**Problem details:** Show me each line of the listing below where the word "Salons" appears.

---

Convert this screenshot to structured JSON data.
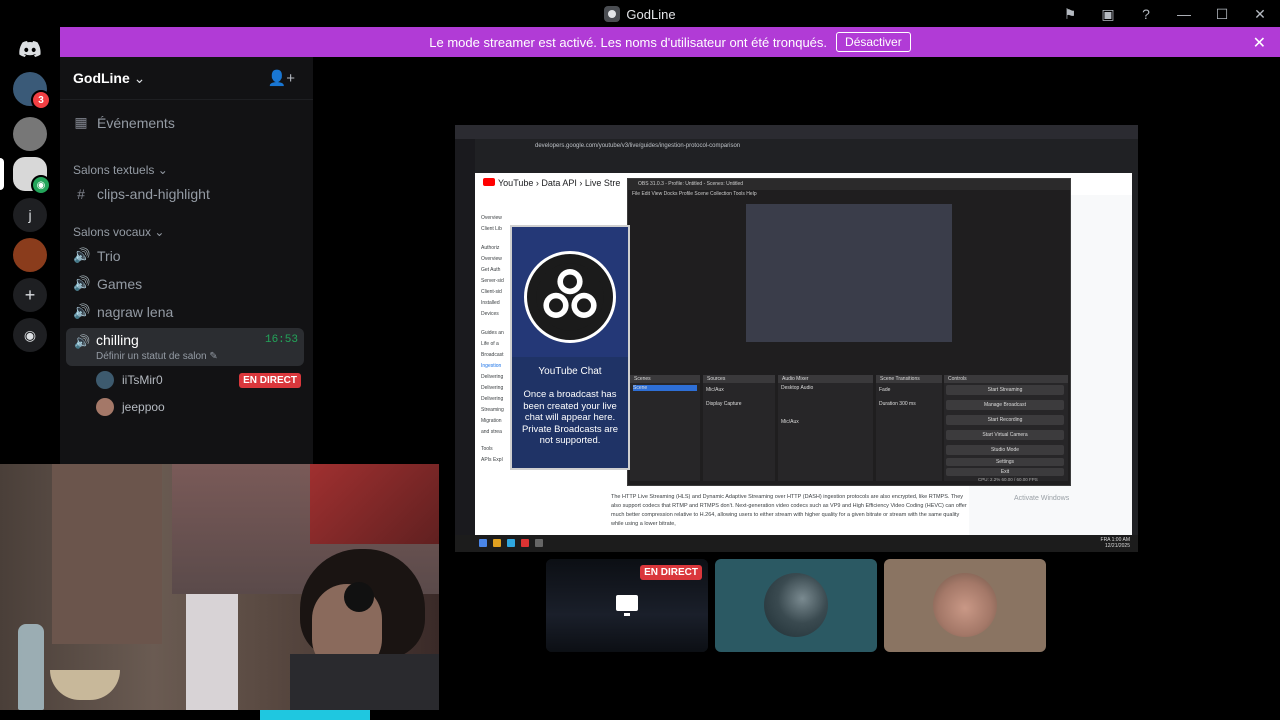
{
  "app": {
    "title": "GodLine"
  },
  "titlebar_icons": [
    "inbox-flag-icon",
    "monitor-icon",
    "help-icon",
    "minimize-icon",
    "maximize-icon",
    "close-icon"
  ],
  "server_rail": {
    "items": [
      {
        "name": "discord-home",
        "badge": ""
      },
      {
        "name": "server-1",
        "badge": "3"
      },
      {
        "name": "server-2",
        "badge": ""
      },
      {
        "name": "server-godline",
        "badge": ""
      },
      {
        "name": "server-j",
        "label": "j",
        "badge": ""
      },
      {
        "name": "server-5",
        "badge": ""
      },
      {
        "name": "add-server",
        "badge": ""
      },
      {
        "name": "discover",
        "badge": ""
      }
    ]
  },
  "banner": {
    "text": "Le mode streamer est activé. Les noms d'utilisateur ont été tronqués.",
    "button": "Désactiver"
  },
  "guild": {
    "name": "GodLine"
  },
  "channels": {
    "events": "Événements",
    "text_category": "Salons textuels",
    "text_channels": [
      "clips-and-highlight"
    ],
    "voice_category": "Salons vocaux",
    "voice_channels": [
      "Trio",
      "Games",
      "nagraw lena"
    ],
    "active": {
      "name": "chilling",
      "time": "16:53",
      "status": "Définir un statut de salon"
    },
    "users": [
      {
        "name": "iiTsMir0",
        "live": "EN DIRECT"
      },
      {
        "name": "jeeppoo",
        "live": ""
      }
    ]
  },
  "screen_share": {
    "browser_url": "developers.google.com/youtube/v3/live/guides/ingestion-protocol-comparison",
    "youtube_breadcrumb": "YouTube › Data API › Live Stre",
    "docs_nav": [
      "Overview",
      "Client Lib",
      "Authoriz",
      "Overview",
      "Get Auth",
      "Server-sid",
      "Client-sid",
      "Installed",
      "Devices",
      "Guides an",
      "Life of a",
      "Broadcast",
      "Ingestion",
      "Delivering",
      "Delivering",
      "Delivering",
      "Streaming",
      "Migration and strea",
      "Tools",
      "APIs Expl"
    ],
    "doc_paragraph": "The HTTP Live Streaming (HLS) and Dynamic Adaptive Streaming over HTTP (DASH) ingestion protocols are also encrypted, like RTMPS. They also support codecs that RTMP and RTMPS don't. Next-generation video codecs such as VP9 and High Efficiency Video Coding (HEVC) can offer much better compression relative to H.264, allowing users to either stream with higher quality for a given bitrate or stream with the same quality while using a lower bitrate,",
    "obs": {
      "title": "OBS 31.0.3 - Profile: Untitled - Scenes: Untitled",
      "menu": "File  Edit  View  Docks  Profile  Scene Collection  Tools  Help",
      "docks": [
        "Scenes",
        "Sources",
        "Audio Mixer",
        "Scene Transitions",
        "Controls"
      ],
      "scene": "Scene",
      "sources": [
        "Mic/Aux",
        "Display Capture"
      ],
      "mixer": [
        "Desktop Audio",
        "Mic/Aux"
      ],
      "transition": "Fade",
      "duration_label": "Duration",
      "duration": "300 ms",
      "controls": [
        "Start Streaming",
        "Manage Broadcast",
        "Start Recording",
        "Start Virtual Camera",
        "Studio Mode",
        "Settings",
        "Exit"
      ],
      "status": "CPU: 2.2%  60.00 / 60.00 FPS"
    },
    "youtube_chat": {
      "title": "YouTube Chat",
      "message": "Once a broadcast has been created your live chat will appear here. Private Broadcasts are not supported."
    },
    "taskbar": {
      "lang": "FRA",
      "time": "1:00 AM",
      "date": "12/21/2025"
    },
    "watermark": "Activate Windows"
  },
  "tiles": [
    {
      "name": "screen-share-tile",
      "live": "EN DIRECT"
    },
    {
      "name": "user-tile-2",
      "live": ""
    },
    {
      "name": "user-tile-3",
      "live": ""
    }
  ]
}
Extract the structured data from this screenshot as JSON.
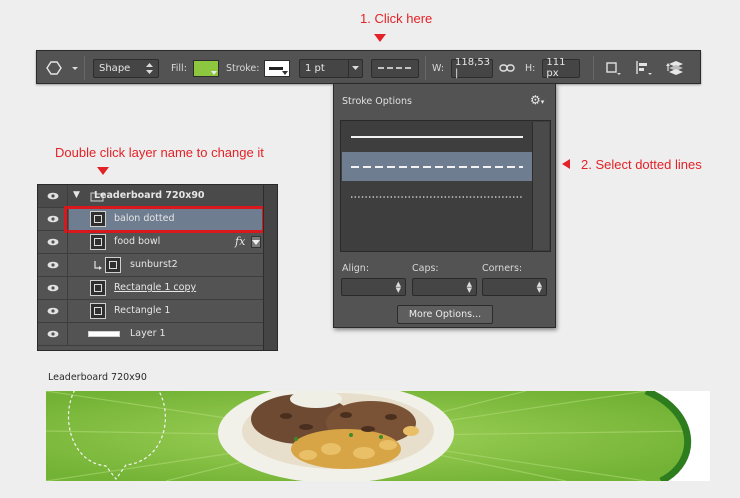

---

**Answer to this exercise:**
    "text_category": "Salons textuels",
    "voice_category": "Salons vocaux",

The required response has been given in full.